##### WORKING DATA

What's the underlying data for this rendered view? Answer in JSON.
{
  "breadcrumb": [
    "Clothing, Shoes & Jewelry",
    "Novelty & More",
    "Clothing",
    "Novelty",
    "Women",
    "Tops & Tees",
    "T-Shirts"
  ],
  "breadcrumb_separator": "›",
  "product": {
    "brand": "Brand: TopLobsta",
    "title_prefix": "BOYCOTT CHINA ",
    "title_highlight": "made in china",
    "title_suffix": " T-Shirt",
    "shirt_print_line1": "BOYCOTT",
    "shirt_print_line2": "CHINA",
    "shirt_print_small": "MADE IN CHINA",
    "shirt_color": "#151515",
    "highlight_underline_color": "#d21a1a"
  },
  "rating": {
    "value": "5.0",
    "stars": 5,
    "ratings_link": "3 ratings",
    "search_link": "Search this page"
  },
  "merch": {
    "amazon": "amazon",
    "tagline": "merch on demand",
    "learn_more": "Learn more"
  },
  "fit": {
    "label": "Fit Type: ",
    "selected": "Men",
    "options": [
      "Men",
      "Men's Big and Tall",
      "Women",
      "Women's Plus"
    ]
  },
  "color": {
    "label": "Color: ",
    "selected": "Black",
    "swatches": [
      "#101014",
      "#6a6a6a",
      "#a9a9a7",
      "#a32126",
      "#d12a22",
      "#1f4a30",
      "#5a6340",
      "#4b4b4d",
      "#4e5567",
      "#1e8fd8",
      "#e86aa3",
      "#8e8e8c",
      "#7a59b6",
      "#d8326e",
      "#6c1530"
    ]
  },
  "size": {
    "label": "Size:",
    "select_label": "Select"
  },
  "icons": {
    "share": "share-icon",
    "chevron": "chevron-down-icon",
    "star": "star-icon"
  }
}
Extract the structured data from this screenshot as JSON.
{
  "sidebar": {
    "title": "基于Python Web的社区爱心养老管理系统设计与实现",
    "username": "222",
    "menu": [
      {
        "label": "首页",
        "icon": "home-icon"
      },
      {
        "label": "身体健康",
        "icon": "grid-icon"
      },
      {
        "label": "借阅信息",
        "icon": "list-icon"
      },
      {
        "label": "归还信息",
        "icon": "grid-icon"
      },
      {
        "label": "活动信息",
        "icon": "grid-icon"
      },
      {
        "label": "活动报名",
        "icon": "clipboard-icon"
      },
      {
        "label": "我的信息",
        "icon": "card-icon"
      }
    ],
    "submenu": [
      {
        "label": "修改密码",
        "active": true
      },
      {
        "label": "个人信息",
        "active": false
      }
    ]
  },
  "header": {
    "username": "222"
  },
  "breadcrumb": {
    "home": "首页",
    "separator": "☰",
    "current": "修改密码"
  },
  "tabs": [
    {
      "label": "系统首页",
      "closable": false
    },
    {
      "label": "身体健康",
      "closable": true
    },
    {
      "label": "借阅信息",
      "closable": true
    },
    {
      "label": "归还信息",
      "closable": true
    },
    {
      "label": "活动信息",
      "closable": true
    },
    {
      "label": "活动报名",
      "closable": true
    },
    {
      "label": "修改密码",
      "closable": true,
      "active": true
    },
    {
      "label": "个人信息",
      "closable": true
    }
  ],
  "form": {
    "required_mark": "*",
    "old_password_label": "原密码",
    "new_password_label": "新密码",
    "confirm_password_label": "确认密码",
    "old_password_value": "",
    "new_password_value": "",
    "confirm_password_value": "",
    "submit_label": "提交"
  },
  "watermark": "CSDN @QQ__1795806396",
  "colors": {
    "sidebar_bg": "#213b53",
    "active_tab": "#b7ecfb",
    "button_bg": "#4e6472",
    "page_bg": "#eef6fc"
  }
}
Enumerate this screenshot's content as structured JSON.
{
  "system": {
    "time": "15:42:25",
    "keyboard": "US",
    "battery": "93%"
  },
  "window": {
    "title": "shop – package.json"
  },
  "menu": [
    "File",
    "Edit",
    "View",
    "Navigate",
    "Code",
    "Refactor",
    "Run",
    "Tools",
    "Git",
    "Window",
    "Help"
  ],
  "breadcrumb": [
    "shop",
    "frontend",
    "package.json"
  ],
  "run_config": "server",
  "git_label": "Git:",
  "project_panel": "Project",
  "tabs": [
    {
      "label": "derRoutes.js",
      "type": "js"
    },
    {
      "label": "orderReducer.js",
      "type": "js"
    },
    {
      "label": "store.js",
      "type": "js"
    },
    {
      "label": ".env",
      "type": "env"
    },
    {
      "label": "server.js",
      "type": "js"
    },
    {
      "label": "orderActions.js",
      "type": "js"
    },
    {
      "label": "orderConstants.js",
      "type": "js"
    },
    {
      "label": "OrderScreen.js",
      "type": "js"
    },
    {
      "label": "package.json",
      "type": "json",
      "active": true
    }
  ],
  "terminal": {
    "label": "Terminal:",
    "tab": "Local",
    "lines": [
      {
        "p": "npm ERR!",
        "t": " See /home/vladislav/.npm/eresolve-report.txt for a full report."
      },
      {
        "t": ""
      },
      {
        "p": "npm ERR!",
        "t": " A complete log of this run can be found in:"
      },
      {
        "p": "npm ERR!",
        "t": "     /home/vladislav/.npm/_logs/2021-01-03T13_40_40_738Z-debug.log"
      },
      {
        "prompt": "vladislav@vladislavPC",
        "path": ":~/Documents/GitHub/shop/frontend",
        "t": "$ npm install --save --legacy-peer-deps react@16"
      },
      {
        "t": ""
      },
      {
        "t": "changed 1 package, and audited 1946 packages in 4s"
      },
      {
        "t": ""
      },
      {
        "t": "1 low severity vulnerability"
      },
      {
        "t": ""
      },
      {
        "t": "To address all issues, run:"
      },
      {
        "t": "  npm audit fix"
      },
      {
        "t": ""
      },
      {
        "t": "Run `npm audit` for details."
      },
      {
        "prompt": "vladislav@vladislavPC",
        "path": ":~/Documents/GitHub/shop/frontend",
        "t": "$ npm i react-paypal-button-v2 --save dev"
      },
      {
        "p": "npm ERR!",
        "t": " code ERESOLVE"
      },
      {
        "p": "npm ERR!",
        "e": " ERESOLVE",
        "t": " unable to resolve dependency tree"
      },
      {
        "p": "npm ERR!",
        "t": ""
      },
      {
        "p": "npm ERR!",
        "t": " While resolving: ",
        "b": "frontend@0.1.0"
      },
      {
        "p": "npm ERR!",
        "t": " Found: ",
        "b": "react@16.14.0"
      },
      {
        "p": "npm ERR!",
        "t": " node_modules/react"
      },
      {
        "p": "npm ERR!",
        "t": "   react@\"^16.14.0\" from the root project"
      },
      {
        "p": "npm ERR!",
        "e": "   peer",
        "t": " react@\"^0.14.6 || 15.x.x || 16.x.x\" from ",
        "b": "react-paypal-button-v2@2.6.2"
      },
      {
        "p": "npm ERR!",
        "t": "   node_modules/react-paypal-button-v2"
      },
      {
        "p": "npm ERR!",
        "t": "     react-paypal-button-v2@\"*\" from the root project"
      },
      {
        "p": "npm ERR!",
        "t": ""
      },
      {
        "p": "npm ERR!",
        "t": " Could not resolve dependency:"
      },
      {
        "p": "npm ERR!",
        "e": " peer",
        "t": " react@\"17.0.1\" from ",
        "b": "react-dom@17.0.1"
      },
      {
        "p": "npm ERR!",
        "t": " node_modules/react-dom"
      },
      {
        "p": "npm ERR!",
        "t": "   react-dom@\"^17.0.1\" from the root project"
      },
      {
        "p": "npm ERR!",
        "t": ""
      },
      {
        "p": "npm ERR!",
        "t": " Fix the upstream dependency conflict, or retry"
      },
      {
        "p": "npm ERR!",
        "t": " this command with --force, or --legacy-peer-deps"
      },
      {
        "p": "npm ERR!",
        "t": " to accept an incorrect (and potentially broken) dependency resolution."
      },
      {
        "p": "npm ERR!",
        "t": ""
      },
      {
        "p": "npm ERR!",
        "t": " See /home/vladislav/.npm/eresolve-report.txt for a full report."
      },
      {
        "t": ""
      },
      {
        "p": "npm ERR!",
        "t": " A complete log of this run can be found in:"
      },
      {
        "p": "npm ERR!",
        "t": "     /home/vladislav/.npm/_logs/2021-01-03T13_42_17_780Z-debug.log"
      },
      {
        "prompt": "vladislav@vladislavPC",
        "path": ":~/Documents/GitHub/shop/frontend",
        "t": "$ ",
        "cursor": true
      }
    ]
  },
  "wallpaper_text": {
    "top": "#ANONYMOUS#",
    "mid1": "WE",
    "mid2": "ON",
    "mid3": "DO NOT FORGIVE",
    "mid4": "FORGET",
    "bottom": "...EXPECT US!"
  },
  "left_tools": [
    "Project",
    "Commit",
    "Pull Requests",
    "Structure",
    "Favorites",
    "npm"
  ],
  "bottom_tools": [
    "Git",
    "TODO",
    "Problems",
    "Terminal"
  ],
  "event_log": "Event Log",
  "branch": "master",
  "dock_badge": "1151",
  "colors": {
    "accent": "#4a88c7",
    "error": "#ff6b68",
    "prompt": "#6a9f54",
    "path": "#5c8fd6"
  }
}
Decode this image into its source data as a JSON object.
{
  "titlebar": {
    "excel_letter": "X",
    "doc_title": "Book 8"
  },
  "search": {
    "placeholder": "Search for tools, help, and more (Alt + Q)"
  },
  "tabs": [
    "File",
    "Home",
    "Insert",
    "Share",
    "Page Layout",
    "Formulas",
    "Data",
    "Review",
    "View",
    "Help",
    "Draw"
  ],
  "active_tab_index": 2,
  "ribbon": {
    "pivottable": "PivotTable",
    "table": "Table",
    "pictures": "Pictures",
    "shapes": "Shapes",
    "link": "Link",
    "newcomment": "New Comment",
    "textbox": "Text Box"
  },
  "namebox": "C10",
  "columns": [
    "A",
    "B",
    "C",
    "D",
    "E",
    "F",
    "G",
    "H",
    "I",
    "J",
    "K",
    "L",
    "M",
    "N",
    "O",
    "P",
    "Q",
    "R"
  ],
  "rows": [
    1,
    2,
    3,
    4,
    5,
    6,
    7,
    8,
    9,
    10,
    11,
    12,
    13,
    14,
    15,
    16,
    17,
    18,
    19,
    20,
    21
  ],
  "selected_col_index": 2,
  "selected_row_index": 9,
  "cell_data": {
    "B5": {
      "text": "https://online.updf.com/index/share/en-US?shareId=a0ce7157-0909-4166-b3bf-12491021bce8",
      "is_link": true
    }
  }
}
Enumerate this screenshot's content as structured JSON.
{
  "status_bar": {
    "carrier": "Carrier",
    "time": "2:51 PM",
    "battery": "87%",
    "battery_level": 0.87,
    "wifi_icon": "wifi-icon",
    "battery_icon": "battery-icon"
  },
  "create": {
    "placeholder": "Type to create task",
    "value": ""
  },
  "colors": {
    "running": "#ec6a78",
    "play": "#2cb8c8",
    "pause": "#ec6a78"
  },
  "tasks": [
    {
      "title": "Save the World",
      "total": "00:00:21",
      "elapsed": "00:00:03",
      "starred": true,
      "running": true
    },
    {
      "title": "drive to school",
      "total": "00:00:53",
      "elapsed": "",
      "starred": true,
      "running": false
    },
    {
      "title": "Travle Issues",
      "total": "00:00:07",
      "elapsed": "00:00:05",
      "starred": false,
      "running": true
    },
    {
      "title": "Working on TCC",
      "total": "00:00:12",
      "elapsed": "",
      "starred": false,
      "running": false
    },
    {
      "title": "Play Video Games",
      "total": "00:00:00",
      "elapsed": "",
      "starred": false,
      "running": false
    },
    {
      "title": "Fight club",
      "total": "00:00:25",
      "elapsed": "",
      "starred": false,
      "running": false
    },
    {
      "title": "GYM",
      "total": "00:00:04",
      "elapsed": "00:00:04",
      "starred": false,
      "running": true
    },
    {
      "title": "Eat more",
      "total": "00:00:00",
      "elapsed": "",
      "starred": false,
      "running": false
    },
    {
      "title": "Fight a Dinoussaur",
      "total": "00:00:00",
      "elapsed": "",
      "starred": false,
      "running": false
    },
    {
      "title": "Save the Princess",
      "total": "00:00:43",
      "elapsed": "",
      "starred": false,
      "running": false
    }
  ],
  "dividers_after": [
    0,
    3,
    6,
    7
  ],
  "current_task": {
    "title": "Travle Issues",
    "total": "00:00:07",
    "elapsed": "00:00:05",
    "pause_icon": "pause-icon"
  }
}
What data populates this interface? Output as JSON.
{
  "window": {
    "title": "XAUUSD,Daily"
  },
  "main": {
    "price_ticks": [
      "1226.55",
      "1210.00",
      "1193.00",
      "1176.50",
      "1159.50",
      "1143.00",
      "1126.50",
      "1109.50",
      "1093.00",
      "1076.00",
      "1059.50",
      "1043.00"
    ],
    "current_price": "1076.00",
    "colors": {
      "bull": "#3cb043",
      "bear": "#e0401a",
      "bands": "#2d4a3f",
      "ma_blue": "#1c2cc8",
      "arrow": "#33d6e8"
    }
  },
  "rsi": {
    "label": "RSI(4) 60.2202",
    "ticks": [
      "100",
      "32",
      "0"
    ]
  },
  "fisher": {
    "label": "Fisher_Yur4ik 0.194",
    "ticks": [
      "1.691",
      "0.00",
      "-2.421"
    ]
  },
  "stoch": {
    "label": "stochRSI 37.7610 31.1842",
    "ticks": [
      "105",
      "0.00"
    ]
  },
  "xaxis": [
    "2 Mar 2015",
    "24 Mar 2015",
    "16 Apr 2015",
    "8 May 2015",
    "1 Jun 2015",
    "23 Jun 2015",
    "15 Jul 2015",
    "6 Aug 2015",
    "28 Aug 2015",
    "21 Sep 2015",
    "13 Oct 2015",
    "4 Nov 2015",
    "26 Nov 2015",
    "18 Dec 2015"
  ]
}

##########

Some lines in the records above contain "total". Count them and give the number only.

11